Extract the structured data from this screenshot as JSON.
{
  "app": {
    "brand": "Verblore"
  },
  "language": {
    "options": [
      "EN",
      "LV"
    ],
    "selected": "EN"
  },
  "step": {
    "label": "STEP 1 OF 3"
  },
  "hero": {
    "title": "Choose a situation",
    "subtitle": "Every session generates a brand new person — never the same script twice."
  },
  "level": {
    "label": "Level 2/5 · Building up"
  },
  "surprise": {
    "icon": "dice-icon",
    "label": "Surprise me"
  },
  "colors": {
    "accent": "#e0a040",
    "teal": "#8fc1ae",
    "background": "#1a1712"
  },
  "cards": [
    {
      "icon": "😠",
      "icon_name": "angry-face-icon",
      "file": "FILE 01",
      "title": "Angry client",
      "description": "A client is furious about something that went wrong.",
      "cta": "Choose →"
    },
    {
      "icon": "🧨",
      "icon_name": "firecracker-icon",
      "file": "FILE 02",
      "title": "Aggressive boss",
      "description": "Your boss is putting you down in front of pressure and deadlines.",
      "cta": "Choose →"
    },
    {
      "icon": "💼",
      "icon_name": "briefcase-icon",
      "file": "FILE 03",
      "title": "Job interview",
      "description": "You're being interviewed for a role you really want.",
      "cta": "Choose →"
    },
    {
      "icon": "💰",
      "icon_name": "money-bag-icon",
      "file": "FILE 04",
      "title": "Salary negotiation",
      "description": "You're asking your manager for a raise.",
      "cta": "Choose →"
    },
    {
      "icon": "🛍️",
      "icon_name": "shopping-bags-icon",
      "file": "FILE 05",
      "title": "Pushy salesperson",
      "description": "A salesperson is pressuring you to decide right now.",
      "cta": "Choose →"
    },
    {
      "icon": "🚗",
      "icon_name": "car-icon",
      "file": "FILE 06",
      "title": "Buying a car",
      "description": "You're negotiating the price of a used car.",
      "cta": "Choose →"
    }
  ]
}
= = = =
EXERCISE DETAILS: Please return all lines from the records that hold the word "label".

EXERCISE RESULT:
    "label": "STEP 1 OF 3"
    "label": "Level 2/5 · Building up"
    "label": "Surprise me"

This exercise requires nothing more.